MARGARET WARNER: But there are taboos. I mean people are still afraid, they can talk about a lot of things but they cannot speak about issues in a way that seems to challenge the wisdom of the leadership. At least that’s what we find. People are afraid to do that still and they look at the people who do it, selectively are still put in prison.
WU JIANMIN: I think that what you say is not quite accurate. I’m in China. I’m academic. While you listen to these academic discussions, it’s eye-opening. They discuss everything. They express their views. How leadership looks at that kind of expression. I mean, I was in the Chinese political conservative conference. You know, I attended a debate, big discussion, certainly they say some good things about what’s going on. They say a lot of things about what, what goes wrong. Environment, etc. They voice their views, certainly. You use “afraid”, and I don’t believe and this is word that you use, “afraid”. People are expressing themselves. Maybe not in the way you, you have in U.S., but as I said earlier you are where you are after more than centuries of evolution.
China is China. We’re used to strong central authorities. More than 2,000 years. So we need a strong central authority to take the countries together, you know, rescue operations, you need a strong leadership. That’s why the prime minister was there to guide the rescue operation. I think what’s wrong means in terms of the communication between Western countries and China. I think people, this is what I say earlier, you tend to, you do expect China to behave exactly like you. It’s impossible.
Factors of modernization
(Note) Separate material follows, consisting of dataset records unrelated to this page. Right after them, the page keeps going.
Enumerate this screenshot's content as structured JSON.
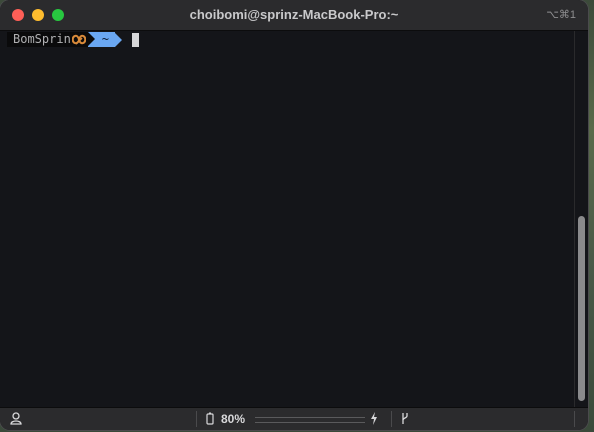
{
  "window": {
    "title": "choibomi@sprinz-MacBook-Pro:~",
    "shortcut": "⌥⌘1"
  },
  "prompt": {
    "user_segment": "BomSprin",
    "user_icon": "pretzel-icon",
    "dir_segment": "~",
    "dir_color": "#6aa7f2"
  },
  "scrollbar": {
    "position_fraction": 0.5
  },
  "statusbar": {
    "user_icon": "person-icon",
    "battery_icon": "battery-icon",
    "battery_percent": "80%",
    "battery_level": 0.8,
    "power_icon": "bolt-icon",
    "git_icon": "git-branch-icon"
  },
  "colors": {
    "close": "#fe5f57",
    "minimize": "#febc2e",
    "maximize": "#28c840",
    "terminal_bg": "#141519"
  }
}
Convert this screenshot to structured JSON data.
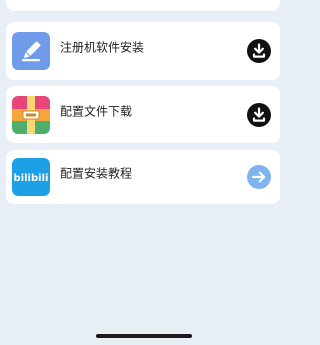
{
  "items": [
    {
      "label": "注册机软件安装",
      "icon": "pencil-app-icon",
      "action": "download-icon"
    },
    {
      "label": "配置文件下载",
      "icon": "archive-app-icon",
      "action": "download-icon"
    },
    {
      "label": "配置安装教程",
      "icon": "bilibili-app-icon",
      "action": "arrow-right-icon",
      "logo_text": "bilibili"
    }
  ],
  "colors": {
    "background": "#e8eef6",
    "pencil_icon_bg": "#6f9be8",
    "download_icon": "#111111",
    "arrow_icon": "#7fb3ee",
    "bilibili_icon_bg": "#1ea0e6"
  }
}
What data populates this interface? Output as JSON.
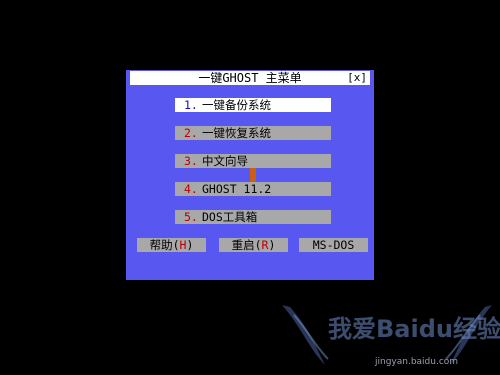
{
  "dialog": {
    "title": "一键GHOST 主菜单",
    "close_label": "[x]"
  },
  "menu": [
    {
      "number": "1.",
      "label": "一键备份系统",
      "selected": true
    },
    {
      "number": "2.",
      "label": "一键恢复系统",
      "selected": false
    },
    {
      "number": "3.",
      "label": "中文向导",
      "selected": false
    },
    {
      "number": "4.",
      "label": "GHOST 11.2",
      "selected": false
    },
    {
      "number": "5.",
      "label": "DOS工具箱",
      "selected": false
    }
  ],
  "buttons": {
    "help": {
      "label": "帮助(",
      "hotkey": "H",
      "suffix": ")"
    },
    "restart": {
      "label": "重启(",
      "hotkey": "R",
      "suffix": ")"
    },
    "msdos": {
      "label": "MS-DOS"
    }
  },
  "watermark": {
    "logo": "我爱Baidu经验",
    "url": "jingyan.baidu.com"
  },
  "colors": {
    "background": "#000000",
    "dialog": "#5858f0",
    "item": "#a8a8a8",
    "selected_item": "#ffffff",
    "hotkey": "#b80000",
    "cursor": "#c86010"
  }
}
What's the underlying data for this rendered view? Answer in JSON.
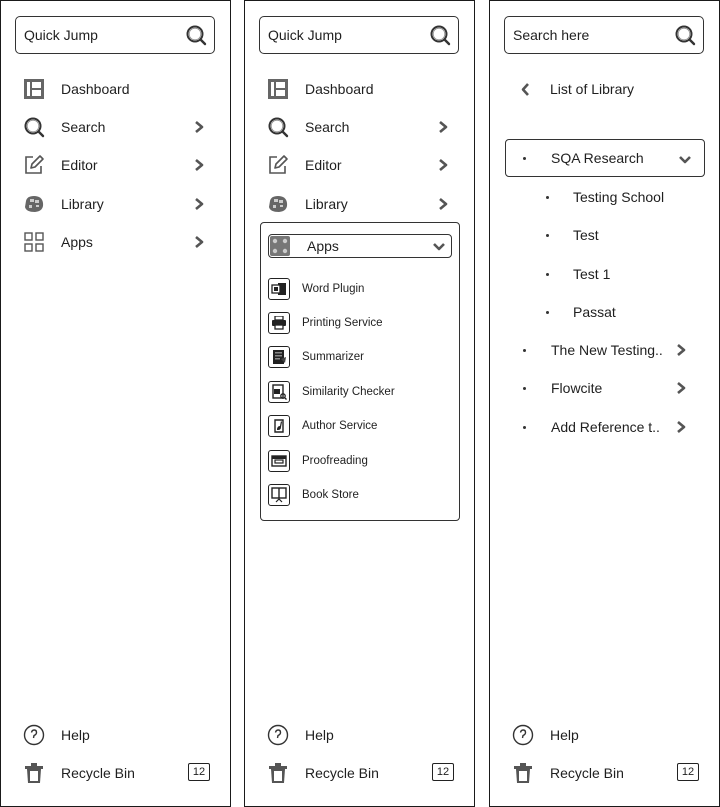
{
  "panels": [
    {
      "search": {
        "placeholder": "Quick Jump",
        "icon": "search-icon"
      },
      "nav": [
        {
          "label": "Dashboard",
          "icon": "dashboard-icon",
          "has_chevron": false
        },
        {
          "label": "Search",
          "icon": "search-icon",
          "has_chevron": true
        },
        {
          "label": "Editor",
          "icon": "edit-icon",
          "has_chevron": true
        },
        {
          "label": "Library",
          "icon": "library-icon",
          "has_chevron": true
        },
        {
          "label": "Apps",
          "icon": "apps-grid-icon",
          "has_chevron": true
        }
      ],
      "help_label": "Help",
      "recycle_label": "Recycle Bin",
      "recycle_count": "12"
    },
    {
      "search": {
        "placeholder": "Quick Jump",
        "icon": "search-icon"
      },
      "nav": [
        {
          "label": "Dashboard",
          "icon": "dashboard-icon",
          "has_chevron": false
        },
        {
          "label": "Search",
          "icon": "search-icon",
          "has_chevron": true
        },
        {
          "label": "Editor",
          "icon": "edit-icon",
          "has_chevron": true
        },
        {
          "label": "Library",
          "icon": "library-icon",
          "has_chevron": true
        }
      ],
      "apps": {
        "label": "Apps",
        "expanded": true,
        "items": [
          {
            "label": "Word Plugin",
            "icon": "word-plugin-icon"
          },
          {
            "label": "Printing Service",
            "icon": "printer-icon"
          },
          {
            "label": "Summarizer",
            "icon": "summarizer-icon"
          },
          {
            "label": "Similarity Checker",
            "icon": "similarity-checker-icon"
          },
          {
            "label": "Author Service",
            "icon": "author-service-icon"
          },
          {
            "label": "Proofreading",
            "icon": "proofreading-icon"
          },
          {
            "label": "Book Store",
            "icon": "book-store-icon"
          }
        ]
      },
      "help_label": "Help",
      "recycle_label": "Recycle Bin",
      "recycle_count": "12"
    },
    {
      "search": {
        "placeholder": "Search here",
        "icon": "search-icon"
      },
      "back_label": "List of Library",
      "tree": [
        {
          "label": "SQA Research",
          "expanded": true,
          "children": [
            "Testing School",
            "Test",
            "Test 1",
            "Passat"
          ]
        },
        {
          "label": "The New Testing..",
          "expanded": false
        },
        {
          "label": "Flowcite",
          "expanded": false
        },
        {
          "label": "Add Reference t..",
          "expanded": false
        }
      ],
      "help_label": "Help",
      "recycle_label": "Recycle Bin",
      "recycle_count": "12"
    }
  ]
}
WU JIANMIN: I'd like to make two points. First you've got to understand the philosophy of China's modernization. There are three key factors: stability, development, reform. We are striking a delicate balance between three. Stability, is seen as known condition for development. Development is the aim. We are facing many problems. I believe that only development can provide solution. Reform is a driving force. We can't afford to go too fast. Too fast will disturb stability.
You know, I went through so-called Cultural Revolution. Mao advocated democracy. Tell me ... how many parties, political parties did we have in China? More than a million. I was in Foreign Ministry. There are five so-called totalitarian rebel organizations. They didn't do anything about diplomacy. They were fighting each other every day. Through posters, through even with a fist. Now China was in chaos. That China being 1970 after Mao, when Mao passed away Chinese economy was on bank of collapse. Everybody suffered. Culture varies from one country to another. People have different cultures. We've got used to this concept of authority. We needed law and order. We need discipline. I mean, the way the Cultural Revolution would come back. Free speech, you can blame anybody but Mao. Then so what? Big chaos. This is why people hate the chaos. Why people tasted the first fruits of the reform and modernization. People want it to go on.
MARGARET WARNER: Is the bottom line, though, if China is, aspires to be a rising global power, that criticism of Chinese government policies internationally and also internally comes with the package? That is, the rest of the world now cares what happens inside China and what China does.
WU JIANMIN: Yes that will happen. The Chinese will get used to it. You see we, we would, I mean, we'll listen to that kind of criticism. Suddenly maybe they have some good evidence. We try to accept it. Maybe some things we can't accept. Yes. You know when you have growing cooperation with the rest of world, you have lots of benefits but the coin has two sides. You have to live with it.
MARGARET WARNER: Professor Wu, thank you.
WU JIANMIN: Thank you, Margaret. Pleasure to talk to you.